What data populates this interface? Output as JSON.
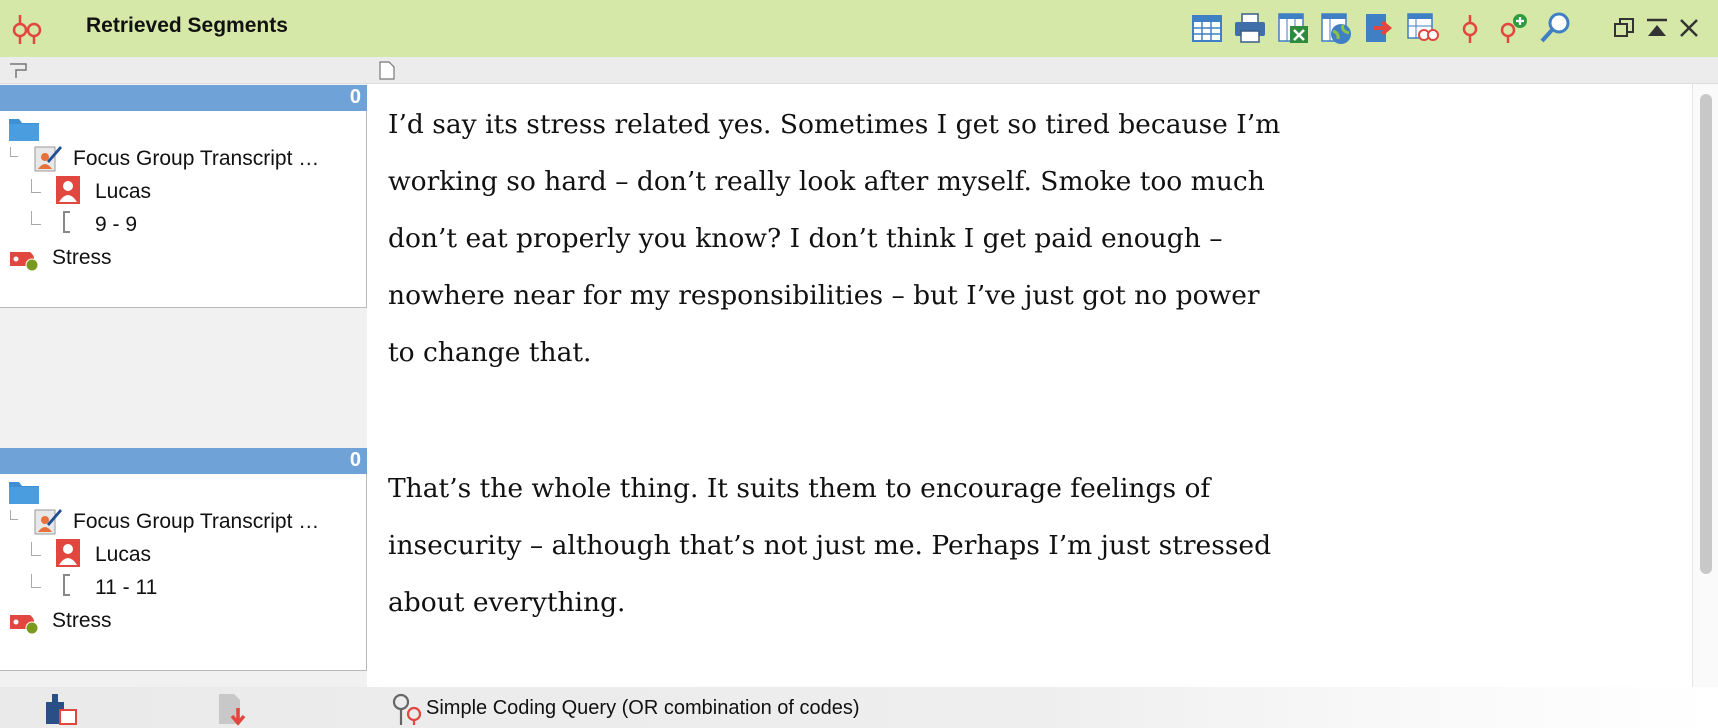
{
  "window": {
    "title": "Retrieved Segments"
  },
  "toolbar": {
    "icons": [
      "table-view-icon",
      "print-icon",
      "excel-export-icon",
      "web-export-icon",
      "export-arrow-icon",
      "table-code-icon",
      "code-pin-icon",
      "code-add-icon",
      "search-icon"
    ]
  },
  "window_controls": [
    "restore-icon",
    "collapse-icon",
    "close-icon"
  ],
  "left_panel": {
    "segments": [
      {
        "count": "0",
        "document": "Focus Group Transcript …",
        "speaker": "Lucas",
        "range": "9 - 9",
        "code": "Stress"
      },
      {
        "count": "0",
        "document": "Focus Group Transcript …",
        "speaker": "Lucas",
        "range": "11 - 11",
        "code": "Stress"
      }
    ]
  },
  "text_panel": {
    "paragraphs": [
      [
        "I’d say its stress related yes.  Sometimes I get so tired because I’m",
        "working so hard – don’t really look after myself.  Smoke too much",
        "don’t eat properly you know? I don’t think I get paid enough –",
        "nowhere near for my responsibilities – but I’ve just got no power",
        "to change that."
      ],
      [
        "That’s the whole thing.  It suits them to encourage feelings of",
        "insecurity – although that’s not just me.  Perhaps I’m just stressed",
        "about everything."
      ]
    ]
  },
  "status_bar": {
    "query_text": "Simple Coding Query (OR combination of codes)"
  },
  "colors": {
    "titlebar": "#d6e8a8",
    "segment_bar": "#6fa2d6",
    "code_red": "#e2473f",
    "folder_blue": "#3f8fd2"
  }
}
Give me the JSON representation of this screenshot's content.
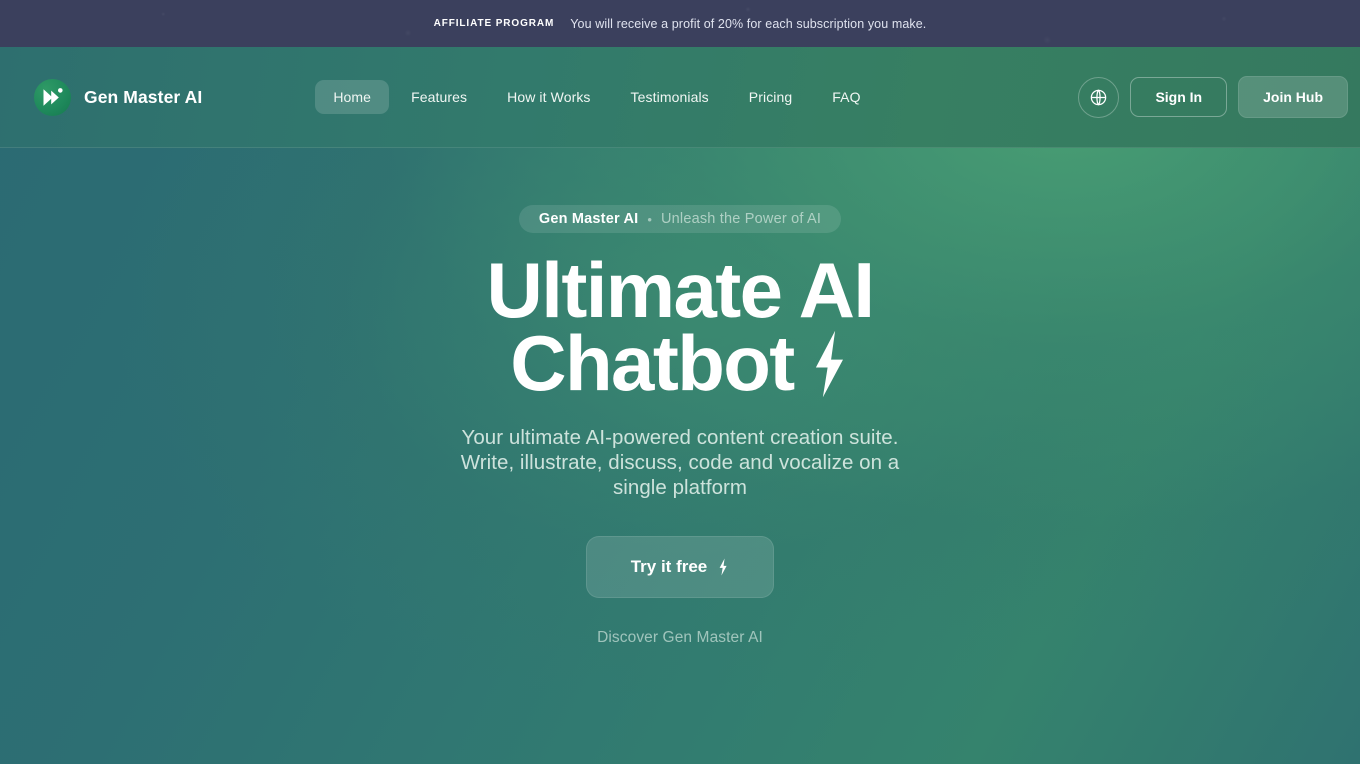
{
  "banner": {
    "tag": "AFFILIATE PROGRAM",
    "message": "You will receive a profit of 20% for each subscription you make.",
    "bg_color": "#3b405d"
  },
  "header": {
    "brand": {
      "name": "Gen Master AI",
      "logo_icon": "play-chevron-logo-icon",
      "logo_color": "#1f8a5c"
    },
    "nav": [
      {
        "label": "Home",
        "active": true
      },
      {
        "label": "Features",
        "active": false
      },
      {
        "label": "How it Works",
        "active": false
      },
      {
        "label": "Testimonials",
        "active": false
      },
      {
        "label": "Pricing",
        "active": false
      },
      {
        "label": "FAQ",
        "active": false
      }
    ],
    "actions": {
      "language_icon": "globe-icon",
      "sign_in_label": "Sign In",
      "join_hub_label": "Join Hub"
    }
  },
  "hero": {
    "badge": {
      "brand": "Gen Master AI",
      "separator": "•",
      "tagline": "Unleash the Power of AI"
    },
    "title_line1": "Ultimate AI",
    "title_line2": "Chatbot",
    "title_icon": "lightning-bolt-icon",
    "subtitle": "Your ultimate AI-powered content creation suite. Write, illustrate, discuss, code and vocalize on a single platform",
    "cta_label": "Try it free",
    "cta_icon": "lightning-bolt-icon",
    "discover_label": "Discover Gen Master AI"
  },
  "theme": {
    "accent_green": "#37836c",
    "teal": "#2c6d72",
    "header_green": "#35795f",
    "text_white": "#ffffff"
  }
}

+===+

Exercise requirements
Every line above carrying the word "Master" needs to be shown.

Output for this exercise
      "name": "Gen Master AI",
      "brand": "Gen Master AI",
    "discover_label": "Discover Gen Master AI"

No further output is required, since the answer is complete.